Monday, February 22, 2016
The Germans are established in Libya in February to March 1941

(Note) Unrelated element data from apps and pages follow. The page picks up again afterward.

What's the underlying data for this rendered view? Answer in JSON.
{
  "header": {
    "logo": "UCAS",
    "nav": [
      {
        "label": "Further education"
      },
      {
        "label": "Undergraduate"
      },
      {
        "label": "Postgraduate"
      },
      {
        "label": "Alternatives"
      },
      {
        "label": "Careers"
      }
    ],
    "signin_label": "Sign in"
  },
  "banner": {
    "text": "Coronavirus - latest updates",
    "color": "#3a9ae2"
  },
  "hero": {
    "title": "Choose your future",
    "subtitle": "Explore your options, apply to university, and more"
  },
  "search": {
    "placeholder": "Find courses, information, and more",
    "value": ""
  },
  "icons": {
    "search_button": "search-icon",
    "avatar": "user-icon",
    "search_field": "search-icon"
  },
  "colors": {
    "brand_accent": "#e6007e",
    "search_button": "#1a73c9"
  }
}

On 19 February 1941, the German force in Libya was named the "Africa Corps". A few days before, the first elements of the X Air Corps arrived in Libya. They had 60 dive bombers and 20 twin-engined fighters (Bf-110). They would also have support from German aircraft based in Sicily. By late February, the first units of the 5th Light Division were at the landmark that the British called the Marble Arch. That position was about 40 miles from El Agheila. The Italian divisions were spread out with the Savona Division in Tripoli. There were also the two infantry divisions, the Bologna and Pavia divisions. There were also the Ariete Armored Division and the Brescia Infantry Division. With the Free French force from Chad taking Kufra oasis, Rommel decided to move forward. The Germans prepared a position west of El Agheila. By 11 March, the tanks from the 5th Light Division were unloaded from ships in Tripoli. By 13 March, Rommel established his headquarters at Sirte. He ordered his troops to move to Marada, which the British had not occupied. The British were left with a minimal force facing the Germans and Italians in the west of Cyrenaica. The area included the fine Italian road from Tripoli to the Egyptian border. The operations from 1940 until 1943 all were within the confines of the coastal region. A prominent escarpment played an important role in operations during this period. At the east was the Qattara Depression, south of El Alamein. To the west were the salt marshes at El Agheila. This is based on the account in Vol.III of the Australian Official History.